Required work:
All of the entries are to be printed exactly as they appear.

== Data supplied ==

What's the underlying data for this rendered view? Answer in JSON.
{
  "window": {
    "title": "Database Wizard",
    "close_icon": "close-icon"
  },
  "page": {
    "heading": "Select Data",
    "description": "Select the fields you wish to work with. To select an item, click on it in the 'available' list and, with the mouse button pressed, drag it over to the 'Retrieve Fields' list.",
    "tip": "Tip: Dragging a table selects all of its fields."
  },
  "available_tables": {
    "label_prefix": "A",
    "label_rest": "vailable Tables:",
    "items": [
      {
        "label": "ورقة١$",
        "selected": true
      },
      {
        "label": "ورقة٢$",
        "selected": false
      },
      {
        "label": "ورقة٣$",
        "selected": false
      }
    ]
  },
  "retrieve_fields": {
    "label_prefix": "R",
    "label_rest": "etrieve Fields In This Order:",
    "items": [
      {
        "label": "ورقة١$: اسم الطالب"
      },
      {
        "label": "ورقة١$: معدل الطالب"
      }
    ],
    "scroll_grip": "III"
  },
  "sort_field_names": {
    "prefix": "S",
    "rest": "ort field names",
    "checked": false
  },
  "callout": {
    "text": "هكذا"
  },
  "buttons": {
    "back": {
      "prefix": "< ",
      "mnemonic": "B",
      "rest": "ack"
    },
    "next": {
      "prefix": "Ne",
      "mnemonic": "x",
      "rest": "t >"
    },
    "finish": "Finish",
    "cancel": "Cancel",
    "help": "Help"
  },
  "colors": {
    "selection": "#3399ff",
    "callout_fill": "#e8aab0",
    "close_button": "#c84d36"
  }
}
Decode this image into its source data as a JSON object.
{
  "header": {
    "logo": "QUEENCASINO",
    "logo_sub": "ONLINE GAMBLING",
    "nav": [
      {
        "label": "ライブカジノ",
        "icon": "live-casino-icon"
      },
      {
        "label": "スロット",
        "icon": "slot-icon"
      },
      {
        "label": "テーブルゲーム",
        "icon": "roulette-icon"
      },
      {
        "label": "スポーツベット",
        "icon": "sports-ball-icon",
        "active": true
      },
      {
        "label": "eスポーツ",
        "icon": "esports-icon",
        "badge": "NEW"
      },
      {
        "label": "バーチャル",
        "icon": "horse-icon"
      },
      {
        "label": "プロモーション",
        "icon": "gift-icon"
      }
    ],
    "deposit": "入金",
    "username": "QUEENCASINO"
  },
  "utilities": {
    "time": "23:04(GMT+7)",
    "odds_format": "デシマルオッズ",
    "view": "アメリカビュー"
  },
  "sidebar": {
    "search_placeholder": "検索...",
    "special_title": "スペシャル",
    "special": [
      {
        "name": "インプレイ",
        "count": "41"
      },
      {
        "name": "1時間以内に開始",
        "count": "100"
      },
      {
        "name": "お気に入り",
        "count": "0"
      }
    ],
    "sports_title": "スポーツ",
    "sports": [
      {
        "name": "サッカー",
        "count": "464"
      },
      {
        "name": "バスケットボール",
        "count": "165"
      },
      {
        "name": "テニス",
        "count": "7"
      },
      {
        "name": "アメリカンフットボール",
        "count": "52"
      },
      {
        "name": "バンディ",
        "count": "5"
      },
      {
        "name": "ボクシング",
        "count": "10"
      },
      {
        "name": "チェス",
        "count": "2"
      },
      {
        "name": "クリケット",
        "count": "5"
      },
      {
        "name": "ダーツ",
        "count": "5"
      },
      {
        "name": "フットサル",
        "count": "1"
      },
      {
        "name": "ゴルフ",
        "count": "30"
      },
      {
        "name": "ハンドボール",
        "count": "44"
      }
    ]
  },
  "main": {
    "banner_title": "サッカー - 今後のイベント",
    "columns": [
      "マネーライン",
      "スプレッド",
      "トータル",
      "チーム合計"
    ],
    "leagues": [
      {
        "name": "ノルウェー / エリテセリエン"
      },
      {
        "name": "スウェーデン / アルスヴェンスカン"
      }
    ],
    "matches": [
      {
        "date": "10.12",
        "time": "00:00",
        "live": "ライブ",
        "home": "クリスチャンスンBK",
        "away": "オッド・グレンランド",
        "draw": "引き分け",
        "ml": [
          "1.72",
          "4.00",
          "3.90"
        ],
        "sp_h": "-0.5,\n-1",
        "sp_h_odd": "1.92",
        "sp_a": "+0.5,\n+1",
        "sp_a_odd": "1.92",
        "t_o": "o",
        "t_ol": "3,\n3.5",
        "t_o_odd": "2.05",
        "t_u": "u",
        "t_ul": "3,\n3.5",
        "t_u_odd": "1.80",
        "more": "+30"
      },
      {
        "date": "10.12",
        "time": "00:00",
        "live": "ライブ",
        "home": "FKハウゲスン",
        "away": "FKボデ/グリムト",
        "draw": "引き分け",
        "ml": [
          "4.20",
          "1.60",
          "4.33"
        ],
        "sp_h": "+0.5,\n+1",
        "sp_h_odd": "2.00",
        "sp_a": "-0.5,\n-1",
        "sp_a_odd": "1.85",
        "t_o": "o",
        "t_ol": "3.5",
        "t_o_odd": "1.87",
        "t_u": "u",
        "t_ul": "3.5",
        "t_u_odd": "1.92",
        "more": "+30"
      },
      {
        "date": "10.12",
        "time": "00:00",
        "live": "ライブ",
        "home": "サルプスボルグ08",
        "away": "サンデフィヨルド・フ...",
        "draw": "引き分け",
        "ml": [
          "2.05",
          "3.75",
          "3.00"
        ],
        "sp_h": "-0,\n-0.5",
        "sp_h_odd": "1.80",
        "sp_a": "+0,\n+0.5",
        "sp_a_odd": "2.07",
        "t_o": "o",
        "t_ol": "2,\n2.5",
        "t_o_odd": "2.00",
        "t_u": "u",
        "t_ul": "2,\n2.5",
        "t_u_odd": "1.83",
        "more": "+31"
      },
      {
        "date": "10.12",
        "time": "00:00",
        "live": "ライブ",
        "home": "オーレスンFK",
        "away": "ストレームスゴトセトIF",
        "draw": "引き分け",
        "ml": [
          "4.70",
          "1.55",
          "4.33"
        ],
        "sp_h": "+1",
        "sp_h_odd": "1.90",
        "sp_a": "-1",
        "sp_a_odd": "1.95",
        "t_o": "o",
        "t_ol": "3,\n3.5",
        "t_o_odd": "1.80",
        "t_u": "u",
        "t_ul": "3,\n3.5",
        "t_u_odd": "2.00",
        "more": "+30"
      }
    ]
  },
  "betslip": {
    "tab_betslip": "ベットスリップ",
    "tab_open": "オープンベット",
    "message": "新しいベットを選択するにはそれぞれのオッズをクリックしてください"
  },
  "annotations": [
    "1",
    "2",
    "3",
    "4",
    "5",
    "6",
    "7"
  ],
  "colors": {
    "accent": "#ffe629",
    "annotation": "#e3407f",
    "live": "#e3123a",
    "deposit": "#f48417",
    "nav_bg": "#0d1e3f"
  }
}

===

Task response:
What's the underlying data for this rendered view? Answer in JSON.
{
  "window": {
    "title": "Database Wizard",
    "close_icon": "close-icon"
  },
  "page": {
    "heading": "Select Data",
    "description": "Select the fields you wish to work with. To select an item, click on it in the 'available' list and, with the mouse button pressed, drag it over to the 'Retrieve Fields' list.",
    "tip": "Tip: Dragging a table selects all of its fields."
  },
  "available_tables": {
    "label_prefix": "A",
    "label_rest": "vailable Tables:",
    "items": [
      {
        "label": "ورقة١$",
        "selected": true
      },
      {
        "label": "ورقة٢$",
        "selected": false
      },
      {
        "label": "ورقة٣$",
        "selected": false
      }
    ]
  },
  "retrieve_fields": {
    "label_prefix": "R",
    "label_rest": "etrieve Fields In This Order:",
    "items": [
      {
        "label": "ورقة١$: اسم الطالب"
      },
      {
        "label": "ورقة١$: معدل الطالب"
      }
    ],
    "scroll_grip": "III"
  },
  "sort_field_names": {
    "prefix": "S",
    "rest": "ort field names",
    "checked": false
  },
  "callout": {
    "text": "هكذا"
  },
  "buttons": {
    "back": {
      "prefix": "< ",
      "mnemonic": "B",
      "rest": "ack"
    },
    "next": {
      "prefix": "Ne",
      "mnemonic": "x",
      "rest": "t >"
    },
    "finish": "Finish",
    "cancel": "Cancel",
    "help": "Help"
  },
  "colors": {
    "selection": "#3399ff",
    "callout_fill": "#e8aab0",
    "close_button": "#c84d36"
  }
}
Decode this image into its source data as a JSON object.
{
  "header": {
    "logo": "QUEENCASINO",
    "logo_sub": "ONLINE GAMBLING",
    "nav": [
      {
        "label": "ライブカジノ",
        "icon": "live-casino-icon"
      },
      {
        "label": "スロット",
        "icon": "slot-icon"
      },
      {
        "label": "テーブルゲーム",
        "icon": "roulette-icon"
      },
      {
        "label": "スポーツベット",
        "icon": "sports-ball-icon",
        "active": true
      },
      {
        "label": "eスポーツ",
        "icon": "esports-icon",
        "badge": "NEW"
      },
      {
        "label": "バーチャル",
        "icon": "horse-icon"
      },
      {
        "label": "プロモーション",
        "icon": "gift-icon"
      }
    ],
    "deposit": "入金",
    "username": "QUEENCASINO"
  },
  "utilities": {
    "time": "23:04(GMT+7)",
    "odds_format": "デシマルオッズ",
    "view": "アメリカビュー"
  },
  "sidebar": {
    "search_placeholder": "検索...",
    "special_title": "スペシャル",
    "special": [
      {
        "name": "インプレイ",
        "count": "41"
      },
      {
        "name": "1時間以内に開始",
        "count": "100"
      },
      {
        "name": "お気に入り",
        "count": "0"
      }
    ],
    "sports_title": "スポーツ",
    "sports": [
      {
        "name": "サッカー",
        "count": "464"
      },
      {
        "name": "バスケットボール",
        "count": "165"
      },
      {
        "name": "テニス",
        "count": "7"
      },
      {
        "name": "アメリカンフットボール",
        "count": "52"
      },
      {
        "name": "バンディ",
        "count": "5"
      },
      {
        "name": "ボクシング",
        "count": "10"
      },
      {
        "name": "チェス",
        "count": "2"
      },
      {
        "name": "クリケット",
        "count": "5"
      },
      {
        "name": "ダーツ",
        "count": "5"
      },
      {
        "name": "フットサル",
        "count": "1"
      },
      {
        "name": "ゴルフ",
        "count": "30"
      },
      {
        "name": "ハンドボール",
        "count": "44"
      }
    ]
  },
  "main": {
    "banner_title": "サッカー - 今後のイベント",
    "columns": [
      "マネーライン",
      "スプレッド",
      "トータル",
      "チーム合計"
    ],
    "leagues": [
      {
        "name": "ノルウェー / エリテセリエン"
      },
      {
        "name": "スウェーデン / アルスヴェンスカン"
      }
    ],
    "matches": [
      {
        "date": "10.12",
        "time": "00:00",
        "live": "ライブ",
        "home": "クリスチャンスンBK",
        "away": "オッド・グレンランド",
        "draw": "引き分け",
        "ml": [
          "1.72",
          "4.00",
          "3.90"
        ],
        "sp_h": "-0.5,\n-1",
        "sp_h_odd": "1.92",
        "sp_a": "+0.5,\n+1",
        "sp_a_odd": "1.92",
        "t_o": "o",
        "t_ol": "3,\n3.5",
        "t_o_odd": "2.05",
        "t_u": "u",
        "t_ul": "3,\n3.5",
        "t_u_odd": "1.80",
        "more": "+30"
      },
      {
        "date": "10.12",
        "time": "00:00",
        "live": "ライブ",
        "home": "FKハウゲスン",
        "away": "FKボデ/グリムト",
        "draw": "引き分け",
        "ml": [
          "4.20",
          "1.60",
          "4.33"
        ],
        "sp_h": "+0.5,\n+1",
        "sp_h_odd": "2.00",
        "sp_a": "-0.5,\n-1",
        "sp_a_odd": "1.85",
        "t_o": "o",
        "t_ol": "3.5",
        "t_o_odd": "1.87",
        "t_u": "u",
        "t_ul": "3.5",
        "t_u_odd": "1.92",
        "more": "+30"
      },
      {
        "date": "10.12",
        "time": "00:00",
        "live": "ライブ",
        "home": "サルプスボルグ08",
        "away": "サンデフィヨルド・フ...",
        "draw": "引き分け",
        "ml": [
          "2.05",
          "3.75",
          "3.00"
        ],
        "sp_h": "-0,\n-0.5",
        "sp_h_odd": "1.80",
        "sp_a": "+0,\n+0.5",
        "sp_a_odd": "2.07",
        "t_o": "o",
        "t_ol": "2,\n2.5",
        "t_o_odd": "2.00",
        "t_u": "u",
        "t_ul": "2,\n2.5",
        "t_u_odd": "1.83",
        "more": "+31"
      },
      {
        "date": "10.12",
        "time": "00:00",
        "live": "ライブ",
        "home": "オーレスンFK",
        "away": "ストレームスゴトセトIF",
        "draw": "引き分け",
        "ml": [
          "4.70",
          "1.55",
          "4.33"
        ],
        "sp_h": "+1",
        "sp_h_odd": "1.90",
        "sp_a": "-1",
        "sp_a_odd": "1.95",
        "t_o": "o",
        "t_ol": "3,\n3.5",
        "t_o_odd": "1.80",
        "t_u": "u",
        "t_ul": "3,\n3.5",
        "t_u_odd": "2.00",
        "more": "+30"
      }
    ]
  },
  "betslip": {
    "tab_betslip": "ベットスリップ",
    "tab_open": "オープンベット",
    "message": "新しいベットを選択するにはそれぞれのオッズをクリックしてください"
  },
  "annotations": [
    "1",
    "2",
    "3",
    "4",
    "5",
    "6",
    "7"
  ],
  "colors": {
    "accent": "#ffe629",
    "annotation": "#e3407f",
    "live": "#e3123a",
    "deposit": "#f48417",
    "nav_bg": "#0d1e3f"
  }
}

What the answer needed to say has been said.